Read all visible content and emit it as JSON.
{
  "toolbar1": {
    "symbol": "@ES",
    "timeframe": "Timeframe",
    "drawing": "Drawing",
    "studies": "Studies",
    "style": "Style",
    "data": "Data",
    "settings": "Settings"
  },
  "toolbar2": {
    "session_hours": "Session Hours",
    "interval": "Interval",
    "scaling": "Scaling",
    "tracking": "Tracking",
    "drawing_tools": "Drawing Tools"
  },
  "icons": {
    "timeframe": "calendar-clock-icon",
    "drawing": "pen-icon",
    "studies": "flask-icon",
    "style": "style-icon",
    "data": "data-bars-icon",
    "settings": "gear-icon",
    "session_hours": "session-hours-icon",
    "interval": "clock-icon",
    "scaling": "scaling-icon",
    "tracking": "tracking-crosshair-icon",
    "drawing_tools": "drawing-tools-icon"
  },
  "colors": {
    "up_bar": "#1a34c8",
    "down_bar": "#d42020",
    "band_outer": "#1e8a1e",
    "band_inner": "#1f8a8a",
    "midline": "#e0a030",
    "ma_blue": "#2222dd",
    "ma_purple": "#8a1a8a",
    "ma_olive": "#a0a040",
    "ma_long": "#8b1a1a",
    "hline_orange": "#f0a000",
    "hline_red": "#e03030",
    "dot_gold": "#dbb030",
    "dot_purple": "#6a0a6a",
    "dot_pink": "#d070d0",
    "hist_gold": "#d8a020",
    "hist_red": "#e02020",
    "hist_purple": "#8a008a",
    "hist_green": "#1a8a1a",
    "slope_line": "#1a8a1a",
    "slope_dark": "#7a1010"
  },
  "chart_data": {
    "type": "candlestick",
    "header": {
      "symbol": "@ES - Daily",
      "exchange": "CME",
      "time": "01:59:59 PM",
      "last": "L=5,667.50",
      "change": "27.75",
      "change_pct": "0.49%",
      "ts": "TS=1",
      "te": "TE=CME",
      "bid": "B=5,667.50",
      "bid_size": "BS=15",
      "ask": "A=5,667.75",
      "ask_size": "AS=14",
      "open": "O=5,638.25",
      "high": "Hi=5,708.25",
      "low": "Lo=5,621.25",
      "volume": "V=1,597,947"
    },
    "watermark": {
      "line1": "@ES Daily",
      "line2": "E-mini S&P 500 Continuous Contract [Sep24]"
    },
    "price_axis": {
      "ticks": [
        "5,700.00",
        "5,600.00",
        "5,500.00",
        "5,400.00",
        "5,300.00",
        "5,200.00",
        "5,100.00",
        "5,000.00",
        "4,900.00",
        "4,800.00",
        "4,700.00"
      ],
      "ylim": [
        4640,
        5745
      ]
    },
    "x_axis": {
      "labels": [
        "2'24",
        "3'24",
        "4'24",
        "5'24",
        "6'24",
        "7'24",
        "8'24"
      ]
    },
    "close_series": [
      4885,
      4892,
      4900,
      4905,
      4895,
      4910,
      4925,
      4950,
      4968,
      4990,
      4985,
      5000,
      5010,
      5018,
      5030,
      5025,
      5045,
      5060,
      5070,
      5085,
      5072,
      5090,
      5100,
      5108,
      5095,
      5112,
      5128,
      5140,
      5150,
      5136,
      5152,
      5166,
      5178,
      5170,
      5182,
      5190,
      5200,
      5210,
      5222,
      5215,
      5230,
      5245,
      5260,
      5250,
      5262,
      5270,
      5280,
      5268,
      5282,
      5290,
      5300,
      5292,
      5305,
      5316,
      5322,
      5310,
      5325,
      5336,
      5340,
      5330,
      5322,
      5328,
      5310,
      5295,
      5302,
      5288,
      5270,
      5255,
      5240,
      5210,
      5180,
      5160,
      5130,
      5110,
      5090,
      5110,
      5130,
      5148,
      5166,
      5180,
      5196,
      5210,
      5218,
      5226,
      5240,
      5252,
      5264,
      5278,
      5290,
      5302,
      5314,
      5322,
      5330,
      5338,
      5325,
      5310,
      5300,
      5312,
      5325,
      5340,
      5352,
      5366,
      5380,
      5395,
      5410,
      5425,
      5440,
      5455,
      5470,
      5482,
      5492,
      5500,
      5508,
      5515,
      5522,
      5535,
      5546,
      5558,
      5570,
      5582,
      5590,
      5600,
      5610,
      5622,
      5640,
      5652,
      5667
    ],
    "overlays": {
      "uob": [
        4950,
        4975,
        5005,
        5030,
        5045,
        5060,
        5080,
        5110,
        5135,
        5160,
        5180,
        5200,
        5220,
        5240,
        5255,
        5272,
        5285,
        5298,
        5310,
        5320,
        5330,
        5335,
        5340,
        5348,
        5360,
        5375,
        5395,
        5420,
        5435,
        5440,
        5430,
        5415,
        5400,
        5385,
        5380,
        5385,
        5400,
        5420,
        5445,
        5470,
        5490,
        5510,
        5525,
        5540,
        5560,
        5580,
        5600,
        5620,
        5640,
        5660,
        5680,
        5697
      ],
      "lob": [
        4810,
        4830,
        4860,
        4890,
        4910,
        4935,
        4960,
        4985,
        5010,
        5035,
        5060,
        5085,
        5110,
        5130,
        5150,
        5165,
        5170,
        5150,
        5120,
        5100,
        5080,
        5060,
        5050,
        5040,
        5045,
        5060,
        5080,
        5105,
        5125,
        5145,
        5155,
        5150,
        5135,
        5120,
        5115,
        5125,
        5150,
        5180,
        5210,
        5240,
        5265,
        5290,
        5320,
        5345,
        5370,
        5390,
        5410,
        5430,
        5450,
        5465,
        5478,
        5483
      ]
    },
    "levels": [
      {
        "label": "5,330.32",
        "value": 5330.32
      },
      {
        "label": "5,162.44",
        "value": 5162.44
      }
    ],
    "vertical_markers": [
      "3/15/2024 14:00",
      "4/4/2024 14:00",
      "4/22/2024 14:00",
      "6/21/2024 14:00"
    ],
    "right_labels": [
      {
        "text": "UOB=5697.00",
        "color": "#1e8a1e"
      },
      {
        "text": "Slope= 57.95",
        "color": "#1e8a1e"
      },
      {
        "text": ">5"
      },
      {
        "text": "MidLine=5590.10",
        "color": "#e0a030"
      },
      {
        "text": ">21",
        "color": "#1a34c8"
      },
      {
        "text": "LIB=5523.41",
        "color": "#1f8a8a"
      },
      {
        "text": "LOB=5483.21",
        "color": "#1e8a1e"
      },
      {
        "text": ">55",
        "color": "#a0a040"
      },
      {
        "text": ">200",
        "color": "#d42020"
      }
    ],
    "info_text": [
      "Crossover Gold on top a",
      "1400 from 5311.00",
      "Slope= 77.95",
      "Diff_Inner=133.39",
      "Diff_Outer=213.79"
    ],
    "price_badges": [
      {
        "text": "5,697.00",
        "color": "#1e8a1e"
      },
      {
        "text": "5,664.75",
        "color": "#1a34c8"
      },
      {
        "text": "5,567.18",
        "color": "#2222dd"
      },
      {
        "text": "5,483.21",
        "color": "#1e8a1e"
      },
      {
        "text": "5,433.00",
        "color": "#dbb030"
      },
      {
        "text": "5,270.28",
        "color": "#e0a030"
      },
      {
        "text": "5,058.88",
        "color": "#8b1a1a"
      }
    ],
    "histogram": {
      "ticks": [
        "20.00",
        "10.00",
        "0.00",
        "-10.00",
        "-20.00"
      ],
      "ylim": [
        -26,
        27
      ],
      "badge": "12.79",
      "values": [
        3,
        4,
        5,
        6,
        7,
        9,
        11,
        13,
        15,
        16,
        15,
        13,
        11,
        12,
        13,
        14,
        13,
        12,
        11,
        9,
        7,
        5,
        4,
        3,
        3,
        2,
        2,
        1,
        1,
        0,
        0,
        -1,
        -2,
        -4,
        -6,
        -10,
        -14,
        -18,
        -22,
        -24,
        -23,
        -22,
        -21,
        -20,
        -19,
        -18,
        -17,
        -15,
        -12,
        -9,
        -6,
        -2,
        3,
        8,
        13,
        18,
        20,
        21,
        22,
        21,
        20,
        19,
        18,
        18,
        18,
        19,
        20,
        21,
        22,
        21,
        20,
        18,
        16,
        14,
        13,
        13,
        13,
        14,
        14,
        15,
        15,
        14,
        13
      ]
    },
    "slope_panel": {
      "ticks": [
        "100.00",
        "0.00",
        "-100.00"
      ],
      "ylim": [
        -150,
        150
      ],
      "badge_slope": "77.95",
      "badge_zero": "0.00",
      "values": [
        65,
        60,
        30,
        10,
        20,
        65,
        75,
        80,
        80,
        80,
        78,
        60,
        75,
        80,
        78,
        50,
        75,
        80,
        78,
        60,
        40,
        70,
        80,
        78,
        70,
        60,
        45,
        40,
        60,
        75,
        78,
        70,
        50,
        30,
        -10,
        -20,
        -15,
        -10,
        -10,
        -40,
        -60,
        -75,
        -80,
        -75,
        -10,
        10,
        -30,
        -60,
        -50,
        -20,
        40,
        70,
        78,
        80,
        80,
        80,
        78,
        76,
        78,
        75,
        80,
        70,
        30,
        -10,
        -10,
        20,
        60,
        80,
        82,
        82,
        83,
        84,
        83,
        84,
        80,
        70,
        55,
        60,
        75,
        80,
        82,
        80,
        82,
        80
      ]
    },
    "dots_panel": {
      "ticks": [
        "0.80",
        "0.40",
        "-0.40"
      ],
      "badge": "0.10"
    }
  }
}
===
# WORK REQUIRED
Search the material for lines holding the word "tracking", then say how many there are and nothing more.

# YOUR SOLUTION
2